Technology is what has shaped this business – the skills I learned were a major factor in making us more commercial. Penrhos helped me to understand the importance of efficiencies; I taught my parents how to use computers – not only for administration, but for farming equipment like the automated irrigation system. This was revolutionary for operations, as we programmed it to routinely measure fertiliser dosing rates and adjusted watering accordingly – my parents couldn’t believe they no longer had to hand-water the crops.”

In 2000, Karyn’s parents pioneered netting in the Gascoyne region to protect their crops from weather and animals – the yield was tripled! As the family continued to innovate, her mother Sue retired and Karyn stepped in full-time from age 28; now 40, she is joint Managing Director alongside partner Jaimie and father Deane.

The business’ reputation as the leading WA grower of super-hot chillies is also due to Karyn’s proactive marketing. She increased presence at local events like Carnarvon’s premier week-long eating festival The Long Table Lunch and found unique ways to get her produce in front of Australia’s leading chefs and restauranteurs – through promoted Growers Tours by the Gascoyne Food Council she hosted guest chefs, media and business people on the plantation.

This kind of community engagement not only helped Moore Veggies to deal directly with suppliers,  but it also led to a connection with chef and Dingo Sauce Co. owner Leigh Nash, who wanted a supply of super-hot “Carolina Reaper” chillies for his award-winning “Widow Maker” sauce. He needed 20,000 bottles within six weeks to export to America for a global You Tube chilli show called “The Hot Ones” in which celebrities are challenged to taste the hottest sauces ever made. This February, Dingo Sauce Co.’s “Widow Maker” was tasted by Aussie actress Margot Robbie and Karyn is honoured to have supplied over a tonne of produce for the batch. See the spicy episode here https://youtu.be/JeUFrZtKkn8.

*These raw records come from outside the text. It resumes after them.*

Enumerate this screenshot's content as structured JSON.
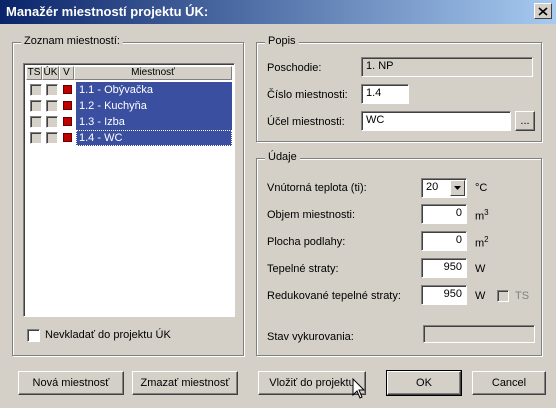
{
  "window": {
    "title": "Manažér miestností projektu ÚK:"
  },
  "room_list": {
    "group_title": "Zoznam miestností:",
    "headers": {
      "ts": "TS",
      "uk": "ÚK",
      "v": "V",
      "name": "Miestnosť"
    },
    "rooms": [
      {
        "name": "1.1 - Obývačka"
      },
      {
        "name": "1.2 - Kuchyňa"
      },
      {
        "name": "1.3 - Izba"
      },
      {
        "name": "1.4 - WC"
      }
    ],
    "exclude_label": "Nevkladať do projektu ÚK"
  },
  "popis": {
    "group_title": "Popis",
    "poschodie_label": "Poschodie:",
    "poschodie_value": "1. NP",
    "cislo_label": "Číslo miestnosti:",
    "cislo_value": "1.4",
    "ucel_label": "Účel miestnosti:",
    "ucel_value": "WC",
    "browse_label": "..."
  },
  "udaje": {
    "group_title": "Údaje",
    "teplota_label": "Vnútorná teplota (ti):",
    "teplota_value": "20",
    "teplota_unit": "°C",
    "objem_label": "Objem miestnosti:",
    "objem_value": "0",
    "objem_unit": "m",
    "objem_unit_exp": "3",
    "plocha_label": "Plocha podlahy:",
    "plocha_value": "0",
    "plocha_unit": "m",
    "plocha_unit_exp": "2",
    "straty_label": "Tepelné straty:",
    "straty_value": "950",
    "straty_unit": "W",
    "red_label": "Redukované tepelné straty:",
    "red_value": "950",
    "red_unit": "W",
    "ts_label": "TS",
    "stav_label": "Stav vykurovania:",
    "stav_value": ""
  },
  "buttons": {
    "new": "Nová miestnosť",
    "delete": "Zmazať miestnosť",
    "insert": "Vložiť do projektu",
    "ok": "OK",
    "cancel": "Cancel"
  },
  "colors": {
    "selection": "#3a4fa0",
    "title_start": "#0a246a",
    "marker_red": "#c00000"
  }
}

Fascinated by the science of plant breeding, Karyn’s experiments with her own variety of super-hot chillies resulted in the cross-contamination of seeds to naturally form a new yellow variety Mustard X – Karyn tells us people say it’s even hotter than the “Carolina Reaper” which currently holds the Guinness Book of Records award for hottest in the world.

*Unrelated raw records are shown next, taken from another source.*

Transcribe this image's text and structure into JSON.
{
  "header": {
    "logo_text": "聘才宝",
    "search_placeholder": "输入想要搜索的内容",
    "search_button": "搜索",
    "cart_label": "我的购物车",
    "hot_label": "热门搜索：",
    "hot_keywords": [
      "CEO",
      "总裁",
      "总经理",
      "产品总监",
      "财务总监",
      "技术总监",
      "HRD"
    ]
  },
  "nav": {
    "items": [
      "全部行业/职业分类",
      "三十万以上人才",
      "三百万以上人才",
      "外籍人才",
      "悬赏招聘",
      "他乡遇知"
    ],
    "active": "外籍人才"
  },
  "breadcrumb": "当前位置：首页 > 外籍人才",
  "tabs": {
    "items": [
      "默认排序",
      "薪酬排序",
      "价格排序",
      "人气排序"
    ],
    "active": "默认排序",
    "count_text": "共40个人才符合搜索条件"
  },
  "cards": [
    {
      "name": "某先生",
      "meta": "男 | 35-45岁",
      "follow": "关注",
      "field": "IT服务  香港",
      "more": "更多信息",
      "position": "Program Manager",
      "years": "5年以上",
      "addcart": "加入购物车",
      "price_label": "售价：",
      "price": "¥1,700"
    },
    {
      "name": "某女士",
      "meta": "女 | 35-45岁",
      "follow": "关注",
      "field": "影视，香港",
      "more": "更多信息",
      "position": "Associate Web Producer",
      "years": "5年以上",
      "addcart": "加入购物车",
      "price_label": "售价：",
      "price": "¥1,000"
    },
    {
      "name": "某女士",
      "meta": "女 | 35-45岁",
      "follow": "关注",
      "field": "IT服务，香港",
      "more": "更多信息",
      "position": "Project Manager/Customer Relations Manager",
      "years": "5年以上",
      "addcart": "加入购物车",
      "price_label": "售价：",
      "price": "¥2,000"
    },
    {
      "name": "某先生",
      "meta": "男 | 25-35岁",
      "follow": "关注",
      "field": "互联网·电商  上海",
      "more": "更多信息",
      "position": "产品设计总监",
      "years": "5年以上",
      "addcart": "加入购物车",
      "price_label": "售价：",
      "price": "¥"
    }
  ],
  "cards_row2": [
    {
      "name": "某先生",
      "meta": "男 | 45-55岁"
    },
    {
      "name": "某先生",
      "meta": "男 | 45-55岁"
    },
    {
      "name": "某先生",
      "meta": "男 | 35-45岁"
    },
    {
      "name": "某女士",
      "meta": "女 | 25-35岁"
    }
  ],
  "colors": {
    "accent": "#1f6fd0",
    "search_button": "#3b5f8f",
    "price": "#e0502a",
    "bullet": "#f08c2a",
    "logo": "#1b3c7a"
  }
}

In meeting farmers like Karyn, it is clear that well-educated women are helping to shape the future in Australia’s farming. “What I learned at Penrhos was invaluable to my success in business today. From establishing a strong work ethic, to the kind of STEM-related skills that are vital in agriculture … looking back now, I am so grateful I had the opportunity to be a Penrhos boarder.”

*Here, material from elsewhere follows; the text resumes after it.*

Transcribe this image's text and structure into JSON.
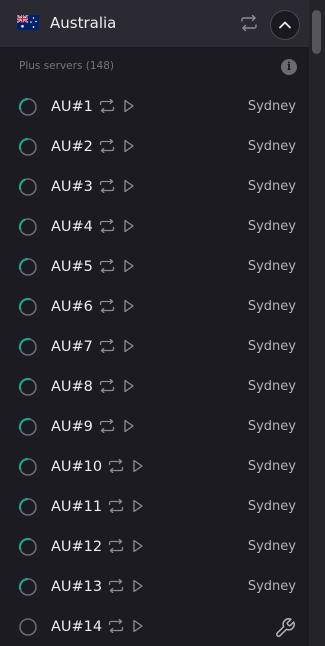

The irony? Karyn’s passion may be for growing them, but she is practically allergic to chillies! Luckily, partner Jaimie is a real heat fanatic and lead taster…


In spite of these uncertain times, Penrhos remains firmly committed to our scholarships and bursary program for families who would not otherwise afford a private education for their daughter. Find out more about how Penrhos College boarding scholarships and bursaries can present your family with the opportunity of a lifetime. https://penrhos.wa.edu.au/enrolments/scholarships-bursaries/